- [Instructor] What we're going to do in this video is get some practice taking derivatives with the power rule. So let's say we take the derivative with respect to x of one over x. What is that going to be equal to? Pause this video and try to figure it out. So at first, you might say, "How does the power rule apply here?" The power rule, just to remind ourselves, it tells us that if we're taking the derivative of x to the n with respect to x, so if we're taking the derivative of that, that that's going to be equal to, we take the exponent, bring it out front, and we've proven it in other videos, but this is gonna be n times x to the, and then we decrement the exponent. So, n minus one. But this does not look like that, and the key is to appreciate that one over x is the same thing as x to the negative one. So, this is going to be the derivative with respect to x of x to the negative one. And now, this looks a lot more like what you might be used to, where this is going to be equal to, you take our exponent, bring it out front, so it's negative one, times x to the negative one minus one, negative one minus one. And so, this is going to be equal to negative x to the negative two, and we're done. Let's do another example. Let's say that we're told that f of x is equal to the cube root of x and we wanna figure out what f prime of x is equal to. Pause the video and see if you can figure it out again.

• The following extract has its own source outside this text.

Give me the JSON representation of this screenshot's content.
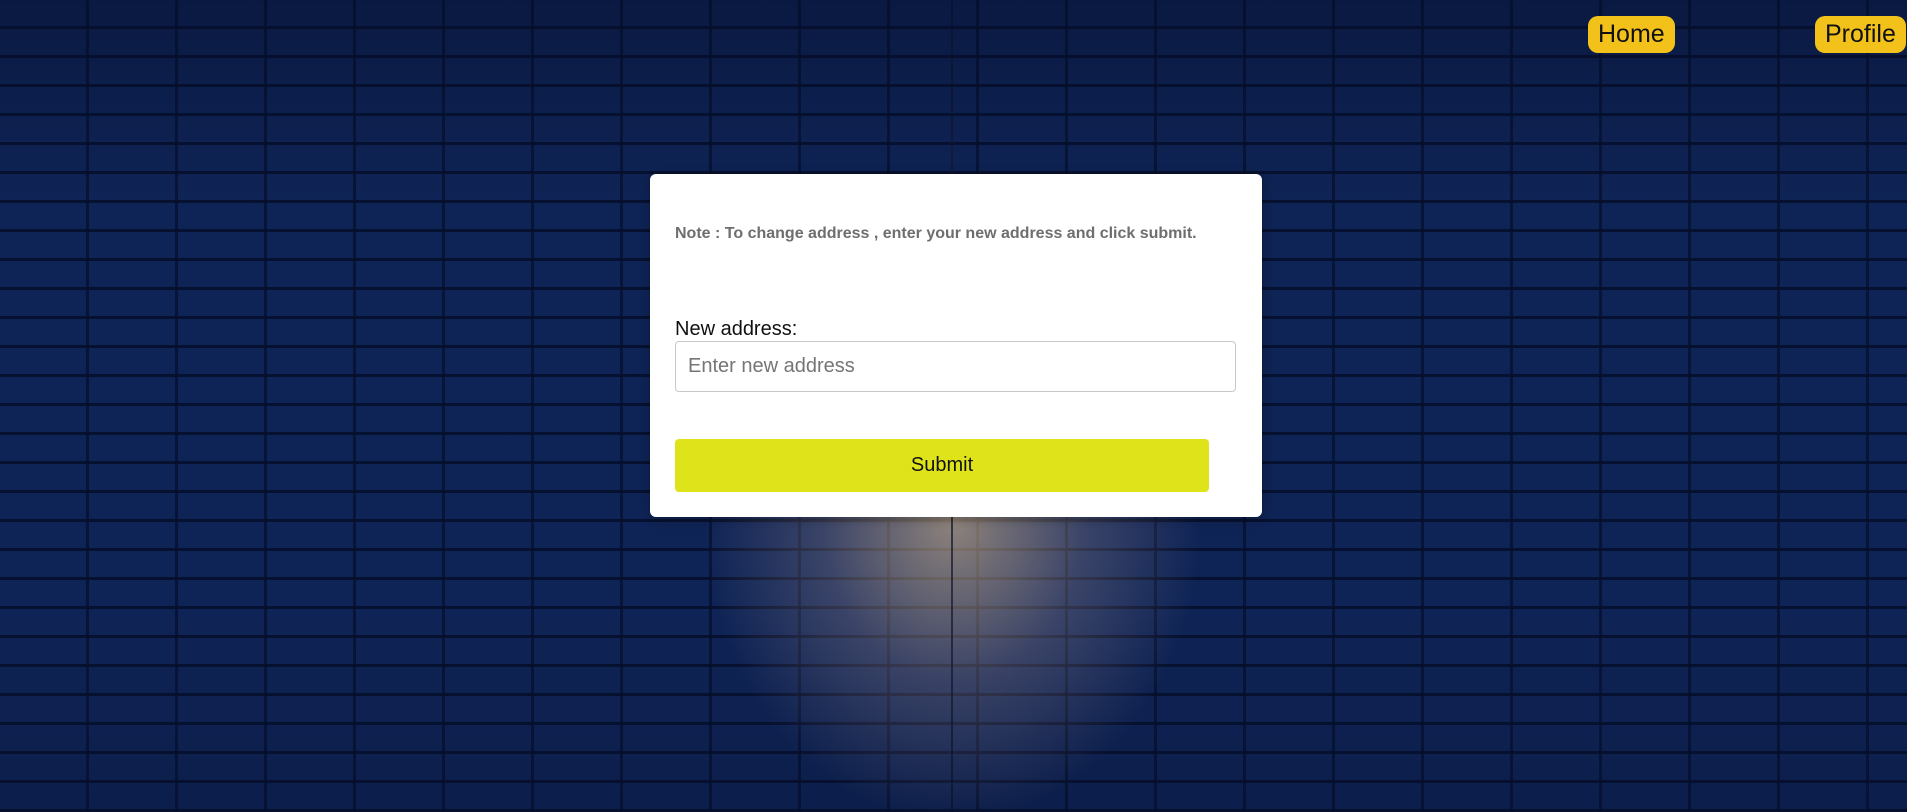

Well, once again, you might say, "Hey, how do I take the derivative of something like this, "especially if my goal or if I'm thinking that maybe "the power rule might be useful?" And the idea is to rewrite this as an exponent, if you can rewrite the cube root as x to the 1/3 power. And so, the derivative, you take the 1/3, bring it out front, so it's 1/3 x to the 1/3 minus one power. And so, this is going to be 1/3 times x to the 1/3 minus one is negative 2/3, negative 2/3 power, and we are done. And hopefully through these examples, you're seeing that the power rule is incredibly powerful. You can tackle a far broader range of derivatives than you might have initially thought. Let's do another example, and I'll make this one really nice and hairy. Let's say we wanna figure out the derivative with respect to x of the cube root of x squared. What is this going to be? And actually, let's just not figure out what the derivative is, let's figure out the derivative at x equals eight. Pause this video again and see if you can figure that out. Well, what we're gonna do is first just figure out what this is and then we're going evaluate it at x equals eight. And the key thing to appreciate is this is the same thing, and we're just gonna do what we did up here as the derivative with respect to x. Instead of saying the cube root of x squared, we can say this is x squared to the 1/3 power, which is the same thing as the derivative with respect to x of, well, x squared, if I raise something to an exponent and then raise that to an exponent, I can just take the product of the exponents. And so, this is gonna be x to the two times 1/3 power or to the 2/3 power. And now, this is just going to be equal to, I'll do it right over here, bring the 2/3 out front, 2/3 times x to the, what's 2/3 minus one? Well, that's 2/3 minus 3/3 or it would be negative 1/3 power. Now, we wanna know what happens at x equals eight, so let's just evaluate that. That's going to be 2/3 times x is equal to eight to the negative 1/3 power. Well, what's eight to the 1/3 power? Eight to the 1/3 power is going to be equal to two, and so, eight to the negative 1/3 power is 1/2. Actually, let me just do that step-by-step. So, this is going to be equal to 2/3 times, we could do it this way, one over eight to the 1/3 power. And so, this is just one over two, 2/3 times 1/2, well, that's just going to be equal to 1/3, and we're done.